→ **Work request**:
The records are to be repeated in full. Every line must match.

───── Data excerpts ─────

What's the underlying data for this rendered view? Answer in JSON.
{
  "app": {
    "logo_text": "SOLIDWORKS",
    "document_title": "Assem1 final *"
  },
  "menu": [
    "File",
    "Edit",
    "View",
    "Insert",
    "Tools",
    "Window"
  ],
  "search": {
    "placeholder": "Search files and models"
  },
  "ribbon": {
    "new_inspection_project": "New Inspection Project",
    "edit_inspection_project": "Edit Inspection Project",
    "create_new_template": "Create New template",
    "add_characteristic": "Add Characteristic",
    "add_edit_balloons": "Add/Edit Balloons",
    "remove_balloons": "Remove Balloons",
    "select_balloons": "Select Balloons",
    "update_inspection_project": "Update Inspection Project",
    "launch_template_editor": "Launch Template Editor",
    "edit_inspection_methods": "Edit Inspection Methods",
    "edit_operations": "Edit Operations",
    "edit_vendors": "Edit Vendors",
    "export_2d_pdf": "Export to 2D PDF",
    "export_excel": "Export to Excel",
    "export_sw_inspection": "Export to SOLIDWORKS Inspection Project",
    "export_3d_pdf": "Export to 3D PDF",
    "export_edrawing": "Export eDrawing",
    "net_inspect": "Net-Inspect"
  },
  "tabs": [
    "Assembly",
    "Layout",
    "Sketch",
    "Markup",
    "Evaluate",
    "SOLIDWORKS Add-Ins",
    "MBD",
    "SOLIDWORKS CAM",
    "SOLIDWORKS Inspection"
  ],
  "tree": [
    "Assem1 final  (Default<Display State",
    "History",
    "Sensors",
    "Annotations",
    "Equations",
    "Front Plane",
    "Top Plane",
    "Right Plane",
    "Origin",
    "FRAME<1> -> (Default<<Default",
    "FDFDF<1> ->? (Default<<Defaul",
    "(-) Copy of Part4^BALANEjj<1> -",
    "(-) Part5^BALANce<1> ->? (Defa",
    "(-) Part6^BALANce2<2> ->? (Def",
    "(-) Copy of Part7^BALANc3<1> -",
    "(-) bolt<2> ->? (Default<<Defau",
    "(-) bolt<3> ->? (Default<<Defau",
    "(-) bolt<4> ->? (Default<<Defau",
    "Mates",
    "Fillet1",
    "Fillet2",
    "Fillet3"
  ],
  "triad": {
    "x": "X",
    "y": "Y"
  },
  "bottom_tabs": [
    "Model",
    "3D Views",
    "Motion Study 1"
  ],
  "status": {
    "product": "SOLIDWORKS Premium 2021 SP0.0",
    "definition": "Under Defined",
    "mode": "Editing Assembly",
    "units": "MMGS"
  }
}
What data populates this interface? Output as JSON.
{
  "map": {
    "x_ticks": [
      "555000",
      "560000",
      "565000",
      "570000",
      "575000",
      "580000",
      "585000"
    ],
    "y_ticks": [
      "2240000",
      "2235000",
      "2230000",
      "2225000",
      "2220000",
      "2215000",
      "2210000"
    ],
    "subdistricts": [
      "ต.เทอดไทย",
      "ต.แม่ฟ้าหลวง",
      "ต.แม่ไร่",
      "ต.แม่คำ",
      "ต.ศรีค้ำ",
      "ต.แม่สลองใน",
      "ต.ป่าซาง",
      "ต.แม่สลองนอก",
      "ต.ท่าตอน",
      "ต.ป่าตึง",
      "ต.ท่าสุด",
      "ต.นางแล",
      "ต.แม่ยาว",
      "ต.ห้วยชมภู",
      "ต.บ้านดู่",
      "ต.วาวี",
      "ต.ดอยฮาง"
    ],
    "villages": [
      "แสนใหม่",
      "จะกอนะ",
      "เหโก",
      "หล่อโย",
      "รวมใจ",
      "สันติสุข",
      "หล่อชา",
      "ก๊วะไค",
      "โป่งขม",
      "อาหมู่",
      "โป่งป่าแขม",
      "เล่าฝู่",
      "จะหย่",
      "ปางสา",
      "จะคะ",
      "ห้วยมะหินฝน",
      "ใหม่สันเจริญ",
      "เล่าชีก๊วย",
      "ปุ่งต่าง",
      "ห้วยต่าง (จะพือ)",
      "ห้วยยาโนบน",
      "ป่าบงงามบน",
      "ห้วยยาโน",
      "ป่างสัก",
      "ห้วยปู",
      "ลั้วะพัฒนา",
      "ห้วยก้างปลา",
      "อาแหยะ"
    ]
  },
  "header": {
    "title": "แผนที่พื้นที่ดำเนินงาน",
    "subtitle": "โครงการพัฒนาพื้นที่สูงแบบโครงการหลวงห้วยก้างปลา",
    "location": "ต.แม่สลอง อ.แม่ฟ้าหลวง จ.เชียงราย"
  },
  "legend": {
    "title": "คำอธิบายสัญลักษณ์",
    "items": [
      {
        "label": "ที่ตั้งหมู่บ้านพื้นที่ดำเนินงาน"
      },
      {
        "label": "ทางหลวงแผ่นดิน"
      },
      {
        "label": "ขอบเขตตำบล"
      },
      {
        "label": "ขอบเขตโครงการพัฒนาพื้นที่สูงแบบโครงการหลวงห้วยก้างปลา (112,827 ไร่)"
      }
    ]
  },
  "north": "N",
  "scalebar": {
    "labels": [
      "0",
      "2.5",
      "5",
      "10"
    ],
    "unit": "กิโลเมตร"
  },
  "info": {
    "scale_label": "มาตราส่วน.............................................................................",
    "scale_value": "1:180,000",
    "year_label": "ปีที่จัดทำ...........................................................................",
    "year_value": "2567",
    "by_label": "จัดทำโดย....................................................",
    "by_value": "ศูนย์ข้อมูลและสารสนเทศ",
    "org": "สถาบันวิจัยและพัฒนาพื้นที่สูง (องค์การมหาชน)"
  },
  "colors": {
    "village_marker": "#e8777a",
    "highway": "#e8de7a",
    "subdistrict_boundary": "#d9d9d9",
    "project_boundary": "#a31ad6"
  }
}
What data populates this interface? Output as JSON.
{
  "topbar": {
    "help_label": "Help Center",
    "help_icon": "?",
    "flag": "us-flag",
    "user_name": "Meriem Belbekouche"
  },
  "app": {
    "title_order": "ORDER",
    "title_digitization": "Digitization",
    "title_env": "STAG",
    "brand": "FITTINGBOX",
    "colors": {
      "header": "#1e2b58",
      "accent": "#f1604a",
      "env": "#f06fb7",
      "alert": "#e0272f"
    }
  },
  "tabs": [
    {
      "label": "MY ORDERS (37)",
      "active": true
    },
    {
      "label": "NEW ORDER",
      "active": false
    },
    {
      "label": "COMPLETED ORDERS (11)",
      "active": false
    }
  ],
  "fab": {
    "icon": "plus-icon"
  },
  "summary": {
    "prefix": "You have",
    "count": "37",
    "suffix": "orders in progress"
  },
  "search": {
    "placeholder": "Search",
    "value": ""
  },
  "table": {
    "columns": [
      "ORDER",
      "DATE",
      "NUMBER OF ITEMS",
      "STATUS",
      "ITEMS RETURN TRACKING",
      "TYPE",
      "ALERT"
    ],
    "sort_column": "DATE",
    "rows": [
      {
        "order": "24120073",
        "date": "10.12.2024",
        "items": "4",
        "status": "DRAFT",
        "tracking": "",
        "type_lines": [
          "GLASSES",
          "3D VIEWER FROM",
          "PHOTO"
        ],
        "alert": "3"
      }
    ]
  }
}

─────

→ **Solution for this task**:
What's the underlying data for this rendered view? Answer in JSON.
{
  "app": {
    "logo_text": "SOLIDWORKS",
    "document_title": "Assem1 final *"
  },
  "menu": [
    "File",
    "Edit",
    "View",
    "Insert",
    "Tools",
    "Window"
  ],
  "search": {
    "placeholder": "Search files and models"
  },
  "ribbon": {
    "new_inspection_project": "New Inspection Project",
    "edit_inspection_project": "Edit Inspection Project",
    "create_new_template": "Create New template",
    "add_characteristic": "Add Characteristic",
    "add_edit_balloons": "Add/Edit Balloons",
    "remove_balloons": "Remove Balloons",
    "select_balloons": "Select Balloons",
    "update_inspection_project": "Update Inspection Project",
    "launch_template_editor": "Launch Template Editor",
    "edit_inspection_methods": "Edit Inspection Methods",
    "edit_operations": "Edit Operations",
    "edit_vendors": "Edit Vendors",
    "export_2d_pdf": "Export to 2D PDF",
    "export_excel": "Export to Excel",
    "export_sw_inspection": "Export to SOLIDWORKS Inspection Project",
    "export_3d_pdf": "Export to 3D PDF",
    "export_edrawing": "Export eDrawing",
    "net_inspect": "Net-Inspect"
  },
  "tabs": [
    "Assembly",
    "Layout",
    "Sketch",
    "Markup",
    "Evaluate",
    "SOLIDWORKS Add-Ins",
    "MBD",
    "SOLIDWORKS CAM",
    "SOLIDWORKS Inspection"
  ],
  "tree": [
    "Assem1 final  (Default<Display State",
    "History",
    "Sensors",
    "Annotations",
    "Equations",
    "Front Plane",
    "Top Plane",
    "Right Plane",
    "Origin",
    "FRAME<1> -> (Default<<Default",
    "FDFDF<1> ->? (Default<<Defaul",
    "(-) Copy of Part4^BALANEjj<1> -",
    "(-) Part5^BALANce<1> ->? (Defa",
    "(-) Part6^BALANce2<2> ->? (Def",
    "(-) Copy of Part7^BALANc3<1> -",
    "(-) bolt<2> ->? (Default<<Defau",
    "(-) bolt<3> ->? (Default<<Defau",
    "(-) bolt<4> ->? (Default<<Defau",
    "Mates",
    "Fillet1",
    "Fillet2",
    "Fillet3"
  ],
  "triad": {
    "x": "X",
    "y": "Y"
  },
  "bottom_tabs": [
    "Model",
    "3D Views",
    "Motion Study 1"
  ],
  "status": {
    "product": "SOLIDWORKS Premium 2021 SP0.0",
    "definition": "Under Defined",
    "mode": "Editing Assembly",
    "units": "MMGS"
  }
}
What data populates this interface? Output as JSON.
{
  "map": {
    "x_ticks": [
      "555000",
      "560000",
      "565000",
      "570000",
      "575000",
      "580000",
      "585000"
    ],
    "y_ticks": [
      "2240000",
      "2235000",
      "2230000",
      "2225000",
      "2220000",
      "2215000",
      "2210000"
    ],
    "subdistricts": [
      "ต.เทอดไทย",
      "ต.แม่ฟ้าหลวง",
      "ต.แม่ไร่",
      "ต.แม่คำ",
      "ต.ศรีค้ำ",
      "ต.แม่สลองใน",
      "ต.ป่าซาง",
      "ต.แม่สลองนอก",
      "ต.ท่าตอน",
      "ต.ป่าตึง",
      "ต.ท่าสุด",
      "ต.นางแล",
      "ต.แม่ยาว",
      "ต.ห้วยชมภู",
      "ต.บ้านดู่",
      "ต.วาวี",
      "ต.ดอยฮาง"
    ],
    "villages": [
      "แสนใหม่",
      "จะกอนะ",
      "เหโก",
      "หล่อโย",
      "รวมใจ",
      "สันติสุข",
      "หล่อชา",
      "ก๊วะไค",
      "โป่งขม",
      "อาหมู่",
      "โป่งป่าแขม",
      "เล่าฝู่",
      "จะหย่",
      "ปางสา",
      "จะคะ",
      "ห้วยมะหินฝน",
      "ใหม่สันเจริญ",
      "เล่าชีก๊วย",
      "ปุ่งต่าง",
      "ห้วยต่าง (จะพือ)",
      "ห้วยยาโนบน",
      "ป่าบงงามบน",
      "ห้วยยาโน",
      "ป่างสัก",
      "ห้วยปู",
      "ลั้วะพัฒนา",
      "ห้วยก้างปลา",
      "อาแหยะ"
    ]
  },
  "header": {
    "title": "แผนที่พื้นที่ดำเนินงาน",
    "subtitle": "โครงการพัฒนาพื้นที่สูงแบบโครงการหลวงห้วยก้างปลา",
    "location": "ต.แม่สลอง อ.แม่ฟ้าหลวง จ.เชียงราย"
  },
  "legend": {
    "title": "คำอธิบายสัญลักษณ์",
    "items": [
      {
        "label": "ที่ตั้งหมู่บ้านพื้นที่ดำเนินงาน"
      },
      {
        "label": "ทางหลวงแผ่นดิน"
      },
      {
        "label": "ขอบเขตตำบล"
      },
      {
        "label": "ขอบเขตโครงการพัฒนาพื้นที่สูงแบบโครงการหลวงห้วยก้างปลา (112,827 ไร่)"
      }
    ]
  },
  "north": "N",
  "scalebar": {
    "labels": [
      "0",
      "2.5",
      "5",
      "10"
    ],
    "unit": "กิโลเมตร"
  },
  "info": {
    "scale_label": "มาตราส่วน.............................................................................",
    "scale_value": "1:180,000",
    "year_label": "ปีที่จัดทำ...........................................................................",
    "year_value": "2567",
    "by_label": "จัดทำโดย....................................................",
    "by_value": "ศูนย์ข้อมูลและสารสนเทศ",
    "org": "สถาบันวิจัยและพัฒนาพื้นที่สูง (องค์การมหาชน)"
  },
  "colors": {
    "village_marker": "#e8777a",
    "highway": "#e8de7a",
    "subdistrict_boundary": "#d9d9d9",
    "project_boundary": "#a31ad6"
  }
}
What data populates this interface? Output as JSON.
{
  "topbar": {
    "help_label": "Help Center",
    "help_icon": "?",
    "flag": "us-flag",
    "user_name": "Meriem Belbekouche"
  },
  "app": {
    "title_order": "ORDER",
    "title_digitization": "Digitization",
    "title_env": "STAG",
    "brand": "FITTINGBOX",
    "colors": {
      "header": "#1e2b58",
      "accent": "#f1604a",
      "env": "#f06fb7",
      "alert": "#e0272f"
    }
  },
  "tabs": [
    {
      "label": "MY ORDERS (37)",
      "active": true
    },
    {
      "label": "NEW ORDER",
      "active": false
    },
    {
      "label": "COMPLETED ORDERS (11)",
      "active": false
    }
  ],
  "fab": {
    "icon": "plus-icon"
  },
  "summary": {
    "prefix": "You have",
    "count": "37",
    "suffix": "orders in progress"
  },
  "search": {
    "placeholder": "Search",
    "value": ""
  },
  "table": {
    "columns": [
      "ORDER",
      "DATE",
      "NUMBER OF ITEMS",
      "STATUS",
      "ITEMS RETURN TRACKING",
      "TYPE",
      "ALERT"
    ],
    "sort_column": "DATE",
    "rows": [
      {
        "order": "24120073",
        "date": "10.12.2024",
        "items": "4",
        "status": "DRAFT",
        "tracking": "",
        "type_lines": [
          "GLASSES",
          "3D VIEWER FROM",
          "PHOTO"
        ],
        "alert": "3"
      }
    ]
  }
}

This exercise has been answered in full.